TASK TO COMPLETE ▸
When a line in the material contains the word "Room", copy it.

MATERIAL PROVIDED ▸
= Beginning of Section =

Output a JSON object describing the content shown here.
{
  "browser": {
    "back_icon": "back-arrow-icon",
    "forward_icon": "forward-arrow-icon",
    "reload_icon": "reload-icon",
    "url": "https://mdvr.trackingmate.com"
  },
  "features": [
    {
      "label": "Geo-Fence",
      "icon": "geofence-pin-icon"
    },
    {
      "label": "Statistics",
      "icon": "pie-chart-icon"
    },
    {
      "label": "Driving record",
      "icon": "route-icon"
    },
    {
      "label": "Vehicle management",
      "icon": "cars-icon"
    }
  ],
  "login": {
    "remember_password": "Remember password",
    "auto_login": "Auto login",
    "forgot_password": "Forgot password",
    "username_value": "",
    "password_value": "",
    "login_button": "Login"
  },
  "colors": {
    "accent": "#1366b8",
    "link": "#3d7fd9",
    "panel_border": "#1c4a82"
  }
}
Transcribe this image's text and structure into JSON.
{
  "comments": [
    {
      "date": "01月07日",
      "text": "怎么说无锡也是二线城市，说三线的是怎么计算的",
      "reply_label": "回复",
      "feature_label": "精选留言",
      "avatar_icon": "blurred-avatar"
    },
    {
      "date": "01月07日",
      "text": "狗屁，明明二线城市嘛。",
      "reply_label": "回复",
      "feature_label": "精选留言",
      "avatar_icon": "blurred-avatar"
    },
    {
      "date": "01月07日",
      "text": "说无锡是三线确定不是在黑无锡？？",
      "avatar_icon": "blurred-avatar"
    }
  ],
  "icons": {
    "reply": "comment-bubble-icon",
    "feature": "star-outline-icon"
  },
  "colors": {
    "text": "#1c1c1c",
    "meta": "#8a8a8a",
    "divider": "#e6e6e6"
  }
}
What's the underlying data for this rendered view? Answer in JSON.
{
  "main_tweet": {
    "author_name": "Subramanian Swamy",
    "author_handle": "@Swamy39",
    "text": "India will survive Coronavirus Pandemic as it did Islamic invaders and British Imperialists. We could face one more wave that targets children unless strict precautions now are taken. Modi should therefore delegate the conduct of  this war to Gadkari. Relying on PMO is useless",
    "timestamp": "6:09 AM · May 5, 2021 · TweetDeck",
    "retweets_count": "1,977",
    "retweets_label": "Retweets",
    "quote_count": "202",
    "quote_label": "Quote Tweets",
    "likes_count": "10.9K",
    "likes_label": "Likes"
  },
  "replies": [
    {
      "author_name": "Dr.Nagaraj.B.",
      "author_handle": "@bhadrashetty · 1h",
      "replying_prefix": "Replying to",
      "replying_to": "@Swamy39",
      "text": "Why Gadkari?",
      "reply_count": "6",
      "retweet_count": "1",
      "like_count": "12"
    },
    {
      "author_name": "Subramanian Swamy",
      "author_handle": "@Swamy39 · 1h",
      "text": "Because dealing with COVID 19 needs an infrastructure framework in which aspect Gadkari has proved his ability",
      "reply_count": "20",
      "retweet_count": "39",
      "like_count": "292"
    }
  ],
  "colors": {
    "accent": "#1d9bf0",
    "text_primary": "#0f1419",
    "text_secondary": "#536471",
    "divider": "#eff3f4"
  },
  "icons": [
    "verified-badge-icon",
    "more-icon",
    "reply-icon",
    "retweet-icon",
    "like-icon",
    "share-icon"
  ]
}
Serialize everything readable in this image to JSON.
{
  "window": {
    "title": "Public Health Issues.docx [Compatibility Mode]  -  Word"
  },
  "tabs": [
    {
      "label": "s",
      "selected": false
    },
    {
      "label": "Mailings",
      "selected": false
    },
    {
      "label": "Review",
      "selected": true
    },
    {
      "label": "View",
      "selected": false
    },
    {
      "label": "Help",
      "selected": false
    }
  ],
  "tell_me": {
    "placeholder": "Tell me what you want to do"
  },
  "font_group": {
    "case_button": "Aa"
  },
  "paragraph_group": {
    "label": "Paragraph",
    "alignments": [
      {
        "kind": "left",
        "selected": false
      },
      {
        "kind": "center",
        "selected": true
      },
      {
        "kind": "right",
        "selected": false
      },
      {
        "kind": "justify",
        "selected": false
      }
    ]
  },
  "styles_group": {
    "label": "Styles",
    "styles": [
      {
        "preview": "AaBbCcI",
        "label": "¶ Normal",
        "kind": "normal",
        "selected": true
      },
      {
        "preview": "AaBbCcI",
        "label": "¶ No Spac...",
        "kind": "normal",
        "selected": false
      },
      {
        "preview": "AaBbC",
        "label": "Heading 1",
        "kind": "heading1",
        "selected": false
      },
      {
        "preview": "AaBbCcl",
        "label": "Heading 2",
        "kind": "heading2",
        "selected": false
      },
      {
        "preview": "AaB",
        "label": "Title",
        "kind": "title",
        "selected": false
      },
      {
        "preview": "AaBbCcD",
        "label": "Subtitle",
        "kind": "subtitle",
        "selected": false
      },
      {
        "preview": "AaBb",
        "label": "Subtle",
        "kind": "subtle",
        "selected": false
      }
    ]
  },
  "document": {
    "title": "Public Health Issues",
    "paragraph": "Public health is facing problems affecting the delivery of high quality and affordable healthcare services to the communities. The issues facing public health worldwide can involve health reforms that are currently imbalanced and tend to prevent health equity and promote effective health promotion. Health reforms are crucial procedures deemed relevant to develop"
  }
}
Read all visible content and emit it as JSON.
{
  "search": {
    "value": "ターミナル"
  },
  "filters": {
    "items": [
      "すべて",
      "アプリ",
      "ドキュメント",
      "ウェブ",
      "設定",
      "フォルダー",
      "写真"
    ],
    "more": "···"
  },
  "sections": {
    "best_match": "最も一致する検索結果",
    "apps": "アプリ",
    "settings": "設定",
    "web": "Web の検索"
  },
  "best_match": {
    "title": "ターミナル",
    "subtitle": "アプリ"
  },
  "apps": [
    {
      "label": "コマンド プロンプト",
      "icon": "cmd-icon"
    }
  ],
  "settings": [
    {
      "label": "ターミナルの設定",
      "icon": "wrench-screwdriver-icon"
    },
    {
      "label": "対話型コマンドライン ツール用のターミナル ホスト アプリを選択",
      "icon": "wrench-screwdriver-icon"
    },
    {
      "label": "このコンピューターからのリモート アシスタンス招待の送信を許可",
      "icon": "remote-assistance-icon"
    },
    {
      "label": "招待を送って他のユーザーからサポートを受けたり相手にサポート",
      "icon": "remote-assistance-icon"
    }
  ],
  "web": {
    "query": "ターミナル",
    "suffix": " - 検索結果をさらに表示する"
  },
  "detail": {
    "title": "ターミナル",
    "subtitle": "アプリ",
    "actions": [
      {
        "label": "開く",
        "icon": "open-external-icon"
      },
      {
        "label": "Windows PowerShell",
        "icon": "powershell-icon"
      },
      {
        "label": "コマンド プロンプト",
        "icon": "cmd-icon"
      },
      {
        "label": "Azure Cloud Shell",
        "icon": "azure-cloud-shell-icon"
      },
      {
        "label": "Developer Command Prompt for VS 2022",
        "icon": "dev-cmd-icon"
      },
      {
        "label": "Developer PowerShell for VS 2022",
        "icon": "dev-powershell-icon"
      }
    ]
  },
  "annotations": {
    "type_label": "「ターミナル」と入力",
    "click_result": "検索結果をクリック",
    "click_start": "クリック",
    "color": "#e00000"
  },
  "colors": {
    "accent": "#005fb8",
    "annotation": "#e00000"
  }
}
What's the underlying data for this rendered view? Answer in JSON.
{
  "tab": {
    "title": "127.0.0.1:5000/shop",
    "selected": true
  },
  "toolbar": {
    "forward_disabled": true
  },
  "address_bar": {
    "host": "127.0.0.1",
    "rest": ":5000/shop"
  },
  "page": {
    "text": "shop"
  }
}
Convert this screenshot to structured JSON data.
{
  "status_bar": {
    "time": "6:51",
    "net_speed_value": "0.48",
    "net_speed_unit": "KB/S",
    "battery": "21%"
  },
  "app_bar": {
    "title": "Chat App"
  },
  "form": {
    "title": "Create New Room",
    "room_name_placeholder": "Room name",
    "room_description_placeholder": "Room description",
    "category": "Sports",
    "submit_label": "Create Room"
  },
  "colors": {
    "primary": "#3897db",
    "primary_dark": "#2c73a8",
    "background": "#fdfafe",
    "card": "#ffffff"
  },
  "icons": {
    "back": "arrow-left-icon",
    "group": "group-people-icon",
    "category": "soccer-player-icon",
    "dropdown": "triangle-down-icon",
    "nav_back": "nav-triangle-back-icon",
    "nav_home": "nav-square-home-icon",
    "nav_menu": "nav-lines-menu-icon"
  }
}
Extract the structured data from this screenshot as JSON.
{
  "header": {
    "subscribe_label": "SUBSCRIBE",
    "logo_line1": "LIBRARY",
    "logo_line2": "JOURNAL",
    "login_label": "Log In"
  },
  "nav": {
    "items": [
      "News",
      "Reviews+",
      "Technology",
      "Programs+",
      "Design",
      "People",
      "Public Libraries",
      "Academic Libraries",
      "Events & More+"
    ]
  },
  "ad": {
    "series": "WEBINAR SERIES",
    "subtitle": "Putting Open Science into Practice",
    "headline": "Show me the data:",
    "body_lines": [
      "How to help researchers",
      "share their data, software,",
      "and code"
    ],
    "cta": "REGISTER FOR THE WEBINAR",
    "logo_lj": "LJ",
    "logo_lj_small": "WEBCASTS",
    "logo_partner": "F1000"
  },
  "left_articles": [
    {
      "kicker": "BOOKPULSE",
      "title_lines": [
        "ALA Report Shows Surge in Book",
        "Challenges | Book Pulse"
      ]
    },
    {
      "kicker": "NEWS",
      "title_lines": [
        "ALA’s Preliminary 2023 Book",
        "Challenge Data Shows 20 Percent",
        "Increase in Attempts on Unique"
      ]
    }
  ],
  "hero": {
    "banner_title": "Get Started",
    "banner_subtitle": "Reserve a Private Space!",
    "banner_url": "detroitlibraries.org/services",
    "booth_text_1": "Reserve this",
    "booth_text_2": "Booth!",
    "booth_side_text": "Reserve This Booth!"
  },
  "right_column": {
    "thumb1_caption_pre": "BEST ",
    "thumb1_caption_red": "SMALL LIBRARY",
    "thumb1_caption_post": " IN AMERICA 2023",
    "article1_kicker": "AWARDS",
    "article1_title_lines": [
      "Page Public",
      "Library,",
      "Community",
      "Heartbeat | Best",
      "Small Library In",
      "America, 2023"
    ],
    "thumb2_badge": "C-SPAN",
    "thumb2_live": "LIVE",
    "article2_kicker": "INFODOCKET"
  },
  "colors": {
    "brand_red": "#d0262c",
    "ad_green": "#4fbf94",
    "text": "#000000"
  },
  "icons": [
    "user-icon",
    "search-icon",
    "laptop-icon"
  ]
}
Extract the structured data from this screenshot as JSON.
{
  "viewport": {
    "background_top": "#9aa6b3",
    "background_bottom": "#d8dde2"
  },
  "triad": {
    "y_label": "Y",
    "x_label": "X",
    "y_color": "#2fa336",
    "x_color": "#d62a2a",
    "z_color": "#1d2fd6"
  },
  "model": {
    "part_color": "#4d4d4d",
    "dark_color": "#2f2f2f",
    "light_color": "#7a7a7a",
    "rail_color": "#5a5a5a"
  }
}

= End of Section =

YOUR SOLUTION ▸
    "title": "Create New Room",
    "room_name_placeholder": "Room name",
    "room_description_placeholder": "Room description",
    "submit_label": "Create Room"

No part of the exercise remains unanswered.